This design features unique variations compared to the other two. The massing is a combination of each. We started out with a 8′-4″ x 24′ trailer, added a 30 degree vee nose similar to Tiny House Lab, but then applied the Shedsistence longitudinal asymmetric gable, perhaps more easily thought of as a front to rear shed roof with a ridge break and smaller beaver tail on the rear. The reasoning was several fold: aesthetics, introducing additional storage over otherwise wasted space on the tongue, weight distribution, and hopefully aerodynamics. Having towed it 973 miles from Durango to Great Falls, I can say that it probably pulled the best of any bumper pull house we’ve built to date.
The trailer utilizes drop axles. As I always state, this makes towing slightly more difficult when navigating dips in the road and drainage gutters, etc., but it gave us an additional 4″ of height to play with in the design. This 4″ turned out to be critical in allowing us to build a 14″ tall platform above most of the primary floor. Under this platform is housed an 80 gallon freshwater tank, 60 gallon greywater tank, and abundant in floor storage for items that don’t get used everyday. This couple happens to be outdoor junkies, so they have quite the collection of camping and sports equipment that will primarily live here. The platform is accessed via three different ways: an opening from the gear shed side, on opening from the living room side where there is a removable step, and trap doors in the center of the floor, two in the kitchen and one in the bathroom. Like the Shedsistence design, there is also a gear shed in the front of the trailer. Adding the vee nose made this space a little larger, however. We placed the water heater and off grid water equipment in this space. Since this platform and gear shed is difficult to understand by looking at the photos, here are some 3d renderings to clarify.
This tiny was constructed using SIP’s, which not only took a lot of the guess work out of the crazy angles, but will ensure the house is easier to heat and cool no matter where this couple gets stationed. We installed a Lunos E2 heat recovery ventilator to provide constant healthy fresh air while recovering heat energy. All plumbing lines are fully accessible in heated space. All electrical lines were ran in surface mounted conduit. They preferred the industrial look but also wanted full access to wiring should anything go wrong, or they needed to make additions since altering wires in SIP chases can be extremely difficult after wall finishes have been installed.

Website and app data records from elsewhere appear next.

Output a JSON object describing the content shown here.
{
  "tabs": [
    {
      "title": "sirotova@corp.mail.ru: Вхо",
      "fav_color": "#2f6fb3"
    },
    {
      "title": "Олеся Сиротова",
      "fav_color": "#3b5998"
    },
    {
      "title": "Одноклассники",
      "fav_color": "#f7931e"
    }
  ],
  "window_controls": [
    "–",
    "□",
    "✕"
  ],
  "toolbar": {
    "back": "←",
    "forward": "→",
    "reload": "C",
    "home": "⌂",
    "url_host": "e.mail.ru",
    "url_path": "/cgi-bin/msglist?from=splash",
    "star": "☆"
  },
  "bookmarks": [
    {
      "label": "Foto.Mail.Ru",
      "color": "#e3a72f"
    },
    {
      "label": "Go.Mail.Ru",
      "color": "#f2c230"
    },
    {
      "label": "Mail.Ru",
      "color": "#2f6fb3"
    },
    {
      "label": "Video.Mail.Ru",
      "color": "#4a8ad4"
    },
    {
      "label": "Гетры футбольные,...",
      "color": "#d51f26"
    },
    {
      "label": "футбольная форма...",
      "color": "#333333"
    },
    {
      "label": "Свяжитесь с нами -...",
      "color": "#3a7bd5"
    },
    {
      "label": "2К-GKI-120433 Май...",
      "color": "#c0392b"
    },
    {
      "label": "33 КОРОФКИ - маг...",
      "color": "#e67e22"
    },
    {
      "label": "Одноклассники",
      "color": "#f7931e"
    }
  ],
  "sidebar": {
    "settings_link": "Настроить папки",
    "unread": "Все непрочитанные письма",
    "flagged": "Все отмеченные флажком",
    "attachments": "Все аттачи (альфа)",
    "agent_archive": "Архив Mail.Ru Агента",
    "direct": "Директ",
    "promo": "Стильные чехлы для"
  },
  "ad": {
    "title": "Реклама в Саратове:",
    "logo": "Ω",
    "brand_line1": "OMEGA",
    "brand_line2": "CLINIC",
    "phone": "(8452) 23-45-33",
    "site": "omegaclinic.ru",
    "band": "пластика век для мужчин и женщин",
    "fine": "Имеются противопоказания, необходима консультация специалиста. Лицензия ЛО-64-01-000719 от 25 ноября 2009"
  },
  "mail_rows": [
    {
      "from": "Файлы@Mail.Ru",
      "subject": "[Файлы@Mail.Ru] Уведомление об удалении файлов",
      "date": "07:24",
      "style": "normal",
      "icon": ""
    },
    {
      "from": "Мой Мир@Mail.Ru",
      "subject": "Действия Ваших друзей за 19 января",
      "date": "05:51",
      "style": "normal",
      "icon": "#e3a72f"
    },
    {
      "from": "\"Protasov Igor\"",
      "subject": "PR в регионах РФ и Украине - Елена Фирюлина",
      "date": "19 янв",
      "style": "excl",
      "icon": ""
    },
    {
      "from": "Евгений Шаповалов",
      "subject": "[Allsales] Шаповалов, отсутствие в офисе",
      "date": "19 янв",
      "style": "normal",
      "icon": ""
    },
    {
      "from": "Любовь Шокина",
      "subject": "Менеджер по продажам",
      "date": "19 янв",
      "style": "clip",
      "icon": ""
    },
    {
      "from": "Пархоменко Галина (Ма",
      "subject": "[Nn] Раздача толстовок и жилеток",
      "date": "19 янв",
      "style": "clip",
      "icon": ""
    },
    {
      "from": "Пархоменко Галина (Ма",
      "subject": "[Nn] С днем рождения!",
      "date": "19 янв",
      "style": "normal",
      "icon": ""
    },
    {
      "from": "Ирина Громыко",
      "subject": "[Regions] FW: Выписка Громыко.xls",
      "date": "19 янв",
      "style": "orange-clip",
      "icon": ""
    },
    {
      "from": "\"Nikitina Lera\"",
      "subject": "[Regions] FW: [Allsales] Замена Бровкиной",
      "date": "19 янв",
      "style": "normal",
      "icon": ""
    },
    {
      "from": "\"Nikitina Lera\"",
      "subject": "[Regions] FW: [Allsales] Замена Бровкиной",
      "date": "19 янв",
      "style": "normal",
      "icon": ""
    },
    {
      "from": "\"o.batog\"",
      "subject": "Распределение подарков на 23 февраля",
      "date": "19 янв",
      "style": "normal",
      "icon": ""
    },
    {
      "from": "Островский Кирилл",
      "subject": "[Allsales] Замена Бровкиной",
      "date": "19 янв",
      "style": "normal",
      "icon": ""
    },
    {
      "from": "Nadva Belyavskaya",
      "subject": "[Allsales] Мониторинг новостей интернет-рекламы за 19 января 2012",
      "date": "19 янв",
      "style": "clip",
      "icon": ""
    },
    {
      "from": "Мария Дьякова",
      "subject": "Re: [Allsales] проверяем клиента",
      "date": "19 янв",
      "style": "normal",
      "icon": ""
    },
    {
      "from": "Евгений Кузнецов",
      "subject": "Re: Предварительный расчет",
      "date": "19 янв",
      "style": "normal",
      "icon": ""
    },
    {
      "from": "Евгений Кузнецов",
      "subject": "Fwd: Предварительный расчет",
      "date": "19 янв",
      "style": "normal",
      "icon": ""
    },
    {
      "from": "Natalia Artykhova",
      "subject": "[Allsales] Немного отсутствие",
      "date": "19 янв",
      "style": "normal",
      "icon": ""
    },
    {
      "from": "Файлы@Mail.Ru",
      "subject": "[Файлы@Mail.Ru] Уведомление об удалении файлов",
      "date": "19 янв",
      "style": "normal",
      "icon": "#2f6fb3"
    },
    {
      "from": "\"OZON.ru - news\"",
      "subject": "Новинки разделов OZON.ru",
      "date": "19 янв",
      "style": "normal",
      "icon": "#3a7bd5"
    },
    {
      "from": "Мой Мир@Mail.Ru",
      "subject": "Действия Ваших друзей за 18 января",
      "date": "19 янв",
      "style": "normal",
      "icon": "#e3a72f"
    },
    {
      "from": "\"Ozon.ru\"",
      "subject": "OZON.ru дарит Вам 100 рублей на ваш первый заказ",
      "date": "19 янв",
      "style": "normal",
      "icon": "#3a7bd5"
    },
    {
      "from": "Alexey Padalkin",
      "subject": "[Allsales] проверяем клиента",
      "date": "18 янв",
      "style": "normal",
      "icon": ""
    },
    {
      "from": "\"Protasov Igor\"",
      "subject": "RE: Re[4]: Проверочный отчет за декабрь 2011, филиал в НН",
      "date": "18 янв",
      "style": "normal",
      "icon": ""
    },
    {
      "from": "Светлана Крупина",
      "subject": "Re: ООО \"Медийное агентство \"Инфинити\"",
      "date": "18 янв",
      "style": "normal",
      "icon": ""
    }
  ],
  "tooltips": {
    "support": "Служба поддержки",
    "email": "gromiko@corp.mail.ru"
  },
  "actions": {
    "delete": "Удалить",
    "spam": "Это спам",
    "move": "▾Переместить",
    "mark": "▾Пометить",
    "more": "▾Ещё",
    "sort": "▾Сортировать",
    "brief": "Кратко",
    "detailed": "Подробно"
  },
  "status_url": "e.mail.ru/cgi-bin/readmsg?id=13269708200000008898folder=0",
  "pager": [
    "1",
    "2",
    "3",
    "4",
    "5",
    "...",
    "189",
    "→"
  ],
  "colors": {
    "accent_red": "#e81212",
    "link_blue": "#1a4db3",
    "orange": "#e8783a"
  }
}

The kitchen features a gorgeous dark blue clay fired apron sink, 24″ gas range with modern range hood, W/D combo, and a bottom freezer fridge. Past the kitchen is entry into the bathroom which has a generous 42″ shower enclosure, Nature’s Head compost toilet, and a vessel sink mounted to a barn wood platform. There is a partition wall that separates the bathroom from the gear closet on the very front of the trailer. This shed is accessed via a separate exterior door.
On the opposite end of the house is the living space which one has to take two steps down from the main platform to enter. At this point, I should note that this house was about a 98% build out. They had a set budget of $67,000 and asked us to complete as much work as we could within that budget, so you will notice in the photos that we left some simple tasks such as finishing the wood, trimming out a few corners, adding some door/drawers to the living room cabinet, and making cushions for the couch for the owners to complete.
The stairs (doubling as storage cubbies and the closet) are on the same level as the platform, so there are two less risers needed to get into the loft. Up here, there is ample room for a queen mattress, plenty of headroom, and abundant light, in part to an overhead skylight!
As mentioned, this project came in at $67k as shown with a few minor details not completely finished. As of late, we’ve had a few inquiries about whether we can a tiny house based on the Shedsistence design. The answer is yes! Since this design was quite different than that original version, we drew it up from scratch, and can totally do this for you too. If you like the Shedsistence design just the way it is and would like for us to build it, then we ask that you purchase the plans from them before coming to us. Out of respect for the original creator’s intellectual property, we ask that you do this for any build that is not a RMTH design and documented plans for sale exist for that particular design. Enjoy a few more photos and a video tour: